CA: Well, the layoffs assume you can move 19,000 illegals out of the system. But we've always had the ability to do that. We've advocated for the last three years a look at the undocumented aspect of the prison population and turn them over to the feds, or send back across the border.
TSW: The administration says it will release or transfer low-level offenders.
CA: The problem is that most of those 19,000 have already been rejected (for transfer out of the system) because they're violent offenders. (The plan) is a sham. I would venture to guess that most of those 19,000 -- if there are that many in the prison system -- have an enhancement or serious violent felony.

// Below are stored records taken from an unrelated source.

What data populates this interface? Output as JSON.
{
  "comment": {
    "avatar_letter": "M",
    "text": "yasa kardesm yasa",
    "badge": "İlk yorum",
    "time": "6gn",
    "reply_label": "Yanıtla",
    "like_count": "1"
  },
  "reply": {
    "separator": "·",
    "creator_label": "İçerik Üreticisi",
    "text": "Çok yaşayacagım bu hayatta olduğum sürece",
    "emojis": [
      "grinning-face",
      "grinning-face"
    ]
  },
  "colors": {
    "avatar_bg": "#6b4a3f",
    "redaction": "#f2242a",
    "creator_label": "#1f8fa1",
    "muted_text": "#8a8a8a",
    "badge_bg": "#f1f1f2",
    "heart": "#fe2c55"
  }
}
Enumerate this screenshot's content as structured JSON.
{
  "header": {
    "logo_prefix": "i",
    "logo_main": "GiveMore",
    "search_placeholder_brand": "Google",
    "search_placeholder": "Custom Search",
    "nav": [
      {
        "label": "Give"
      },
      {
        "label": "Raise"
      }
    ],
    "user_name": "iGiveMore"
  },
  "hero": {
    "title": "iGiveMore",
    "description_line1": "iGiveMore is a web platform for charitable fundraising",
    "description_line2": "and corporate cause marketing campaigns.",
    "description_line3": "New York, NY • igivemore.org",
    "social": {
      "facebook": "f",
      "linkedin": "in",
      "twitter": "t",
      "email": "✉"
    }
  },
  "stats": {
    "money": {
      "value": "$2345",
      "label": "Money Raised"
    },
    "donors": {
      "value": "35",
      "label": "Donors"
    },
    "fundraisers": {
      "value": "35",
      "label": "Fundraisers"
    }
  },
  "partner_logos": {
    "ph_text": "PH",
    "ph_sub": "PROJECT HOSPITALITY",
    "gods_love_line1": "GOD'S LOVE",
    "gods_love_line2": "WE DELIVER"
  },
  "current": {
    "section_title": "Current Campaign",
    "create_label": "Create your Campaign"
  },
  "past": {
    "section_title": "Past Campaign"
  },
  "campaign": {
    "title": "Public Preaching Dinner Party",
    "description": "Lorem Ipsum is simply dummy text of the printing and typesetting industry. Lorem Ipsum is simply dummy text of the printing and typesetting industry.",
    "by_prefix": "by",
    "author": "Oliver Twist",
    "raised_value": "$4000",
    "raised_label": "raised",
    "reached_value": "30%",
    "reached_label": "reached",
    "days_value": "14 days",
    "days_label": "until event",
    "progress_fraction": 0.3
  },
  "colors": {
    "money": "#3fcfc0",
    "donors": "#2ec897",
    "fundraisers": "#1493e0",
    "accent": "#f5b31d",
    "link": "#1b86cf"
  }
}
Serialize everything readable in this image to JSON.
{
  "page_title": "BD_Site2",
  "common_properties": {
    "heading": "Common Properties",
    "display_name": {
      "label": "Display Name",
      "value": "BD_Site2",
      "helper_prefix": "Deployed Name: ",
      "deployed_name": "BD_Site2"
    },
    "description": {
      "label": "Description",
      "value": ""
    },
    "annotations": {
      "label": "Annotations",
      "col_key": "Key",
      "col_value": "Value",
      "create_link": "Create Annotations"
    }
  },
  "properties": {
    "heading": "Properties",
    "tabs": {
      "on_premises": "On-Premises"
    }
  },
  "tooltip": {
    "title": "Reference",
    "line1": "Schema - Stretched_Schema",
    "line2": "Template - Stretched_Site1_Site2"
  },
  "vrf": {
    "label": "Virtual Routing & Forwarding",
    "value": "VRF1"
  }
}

The connection between these two problems is quite interesting; the problem of undocumented immigrant inmates, as it turns out, runs heavy and deep. At our conference in March, Angie Junck from the Immigrant Legal Resource Center discussed the challenges dealing with the situation, which involve inaccurate litmus tests based on the inmates' last names; placing suspected undocumented immigrants on a "hold" that lengthens their imprisonment time; and facing not only less privileges while in prison, but also harsh conditions at the center for deportation following the prison experiences. Is this population really what would make a big difference for CCPOA? And are we sure that shipping them off to the feds would result in budget savings (gien the lengthier prison times)?